_EXERCISE INPUTS:_
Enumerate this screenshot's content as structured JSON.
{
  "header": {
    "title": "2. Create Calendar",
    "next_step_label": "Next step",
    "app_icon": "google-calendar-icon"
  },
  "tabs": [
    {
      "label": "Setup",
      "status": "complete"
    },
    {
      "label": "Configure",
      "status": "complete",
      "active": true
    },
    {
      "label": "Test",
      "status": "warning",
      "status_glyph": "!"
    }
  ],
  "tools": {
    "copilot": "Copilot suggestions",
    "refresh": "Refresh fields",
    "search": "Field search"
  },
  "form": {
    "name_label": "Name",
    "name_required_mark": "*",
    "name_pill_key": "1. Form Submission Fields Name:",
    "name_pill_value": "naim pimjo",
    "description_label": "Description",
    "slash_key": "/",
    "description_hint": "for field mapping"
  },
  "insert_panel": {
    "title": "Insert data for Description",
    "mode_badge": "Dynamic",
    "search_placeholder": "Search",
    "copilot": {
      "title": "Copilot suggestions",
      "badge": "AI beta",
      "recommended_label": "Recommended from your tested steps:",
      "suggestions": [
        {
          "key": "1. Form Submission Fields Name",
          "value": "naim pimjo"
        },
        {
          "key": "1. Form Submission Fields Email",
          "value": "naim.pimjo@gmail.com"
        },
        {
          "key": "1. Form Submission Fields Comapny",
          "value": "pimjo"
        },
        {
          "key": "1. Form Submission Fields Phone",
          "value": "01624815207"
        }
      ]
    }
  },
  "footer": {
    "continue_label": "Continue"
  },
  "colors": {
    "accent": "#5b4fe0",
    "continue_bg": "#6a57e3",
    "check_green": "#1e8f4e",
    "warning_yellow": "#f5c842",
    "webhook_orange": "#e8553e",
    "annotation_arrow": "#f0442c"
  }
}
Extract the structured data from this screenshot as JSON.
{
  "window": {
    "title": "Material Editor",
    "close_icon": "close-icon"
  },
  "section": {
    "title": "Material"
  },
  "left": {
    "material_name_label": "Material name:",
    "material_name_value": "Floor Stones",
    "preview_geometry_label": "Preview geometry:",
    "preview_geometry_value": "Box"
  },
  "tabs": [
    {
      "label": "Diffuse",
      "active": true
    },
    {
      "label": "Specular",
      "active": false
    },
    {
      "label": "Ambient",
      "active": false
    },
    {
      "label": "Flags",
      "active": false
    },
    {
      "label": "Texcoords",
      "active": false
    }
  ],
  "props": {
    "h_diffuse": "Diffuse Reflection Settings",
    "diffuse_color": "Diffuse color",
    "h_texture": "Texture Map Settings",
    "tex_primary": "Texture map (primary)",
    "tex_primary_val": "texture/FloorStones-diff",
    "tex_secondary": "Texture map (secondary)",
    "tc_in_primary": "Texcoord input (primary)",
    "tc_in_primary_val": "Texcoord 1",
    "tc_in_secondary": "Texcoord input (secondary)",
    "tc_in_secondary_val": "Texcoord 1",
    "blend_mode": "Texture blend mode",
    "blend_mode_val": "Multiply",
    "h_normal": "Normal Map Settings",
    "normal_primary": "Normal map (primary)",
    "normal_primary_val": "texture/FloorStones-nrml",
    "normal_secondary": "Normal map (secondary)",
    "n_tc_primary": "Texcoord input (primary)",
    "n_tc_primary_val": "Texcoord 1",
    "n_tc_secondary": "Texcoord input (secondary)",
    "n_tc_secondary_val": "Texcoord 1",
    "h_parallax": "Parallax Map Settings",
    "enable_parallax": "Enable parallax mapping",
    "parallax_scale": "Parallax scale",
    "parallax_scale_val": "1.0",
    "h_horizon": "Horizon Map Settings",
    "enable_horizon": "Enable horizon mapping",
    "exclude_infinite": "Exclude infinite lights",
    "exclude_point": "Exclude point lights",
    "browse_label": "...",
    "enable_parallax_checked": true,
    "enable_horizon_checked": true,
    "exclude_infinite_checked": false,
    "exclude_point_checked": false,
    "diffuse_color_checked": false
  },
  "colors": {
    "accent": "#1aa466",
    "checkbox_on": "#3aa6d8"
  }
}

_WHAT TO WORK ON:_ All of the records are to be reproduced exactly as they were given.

_WRITTEN ANSWER:_
Enumerate this screenshot's content as structured JSON.
{
  "header": {
    "title": "2. Create Calendar",
    "next_step_label": "Next step",
    "app_icon": "google-calendar-icon"
  },
  "tabs": [
    {
      "label": "Setup",
      "status": "complete"
    },
    {
      "label": "Configure",
      "status": "complete",
      "active": true
    },
    {
      "label": "Test",
      "status": "warning",
      "status_glyph": "!"
    }
  ],
  "tools": {
    "copilot": "Copilot suggestions",
    "refresh": "Refresh fields",
    "search": "Field search"
  },
  "form": {
    "name_label": "Name",
    "name_required_mark": "*",
    "name_pill_key": "1. Form Submission Fields Name:",
    "name_pill_value": "naim pimjo",
    "description_label": "Description",
    "slash_key": "/",
    "description_hint": "for field mapping"
  },
  "insert_panel": {
    "title": "Insert data for Description",
    "mode_badge": "Dynamic",
    "search_placeholder": "Search",
    "copilot": {
      "title": "Copilot suggestions",
      "badge": "AI beta",
      "recommended_label": "Recommended from your tested steps:",
      "suggestions": [
        {
          "key": "1. Form Submission Fields Name",
          "value": "naim pimjo"
        },
        {
          "key": "1. Form Submission Fields Email",
          "value": "naim.pimjo@gmail.com"
        },
        {
          "key": "1. Form Submission Fields Comapny",
          "value": "pimjo"
        },
        {
          "key": "1. Form Submission Fields Phone",
          "value": "01624815207"
        }
      ]
    }
  },
  "footer": {
    "continue_label": "Continue"
  },
  "colors": {
    "accent": "#5b4fe0",
    "continue_bg": "#6a57e3",
    "check_green": "#1e8f4e",
    "warning_yellow": "#f5c842",
    "webhook_orange": "#e8553e",
    "annotation_arrow": "#f0442c"
  }
}
Extract the structured data from this screenshot as JSON.
{
  "window": {
    "title": "Material Editor",
    "close_icon": "close-icon"
  },
  "section": {
    "title": "Material"
  },
  "left": {
    "material_name_label": "Material name:",
    "material_name_value": "Floor Stones",
    "preview_geometry_label": "Preview geometry:",
    "preview_geometry_value": "Box"
  },
  "tabs": [
    {
      "label": "Diffuse",
      "active": true
    },
    {
      "label": "Specular",
      "active": false
    },
    {
      "label": "Ambient",
      "active": false
    },
    {
      "label": "Flags",
      "active": false
    },
    {
      "label": "Texcoords",
      "active": false
    }
  ],
  "props": {
    "h_diffuse": "Diffuse Reflection Settings",
    "diffuse_color": "Diffuse color",
    "h_texture": "Texture Map Settings",
    "tex_primary": "Texture map (primary)",
    "tex_primary_val": "texture/FloorStones-diff",
    "tex_secondary": "Texture map (secondary)",
    "tc_in_primary": "Texcoord input (primary)",
    "tc_in_primary_val": "Texcoord 1",
    "tc_in_secondary": "Texcoord input (secondary)",
    "tc_in_secondary_val": "Texcoord 1",
    "blend_mode": "Texture blend mode",
    "blend_mode_val": "Multiply",
    "h_normal": "Normal Map Settings",
    "normal_primary": "Normal map (primary)",
    "normal_primary_val": "texture/FloorStones-nrml",
    "normal_secondary": "Normal map (secondary)",
    "n_tc_primary": "Texcoord input (primary)",
    "n_tc_primary_val": "Texcoord 1",
    "n_tc_secondary": "Texcoord input (secondary)",
    "n_tc_secondary_val": "Texcoord 1",
    "h_parallax": "Parallax Map Settings",
    "enable_parallax": "Enable parallax mapping",
    "parallax_scale": "Parallax scale",
    "parallax_scale_val": "1.0",
    "h_horizon": "Horizon Map Settings",
    "enable_horizon": "Enable horizon mapping",
    "exclude_infinite": "Exclude infinite lights",
    "exclude_point": "Exclude point lights",
    "browse_label": "...",
    "enable_parallax_checked": true,
    "enable_horizon_checked": true,
    "exclude_infinite_checked": false,
    "exclude_point_checked": false,
    "diffuse_color_checked": false
  },
  "colors": {
    "accent": "#1aa466",
    "checkbox_on": "#3aa6d8"
  }
}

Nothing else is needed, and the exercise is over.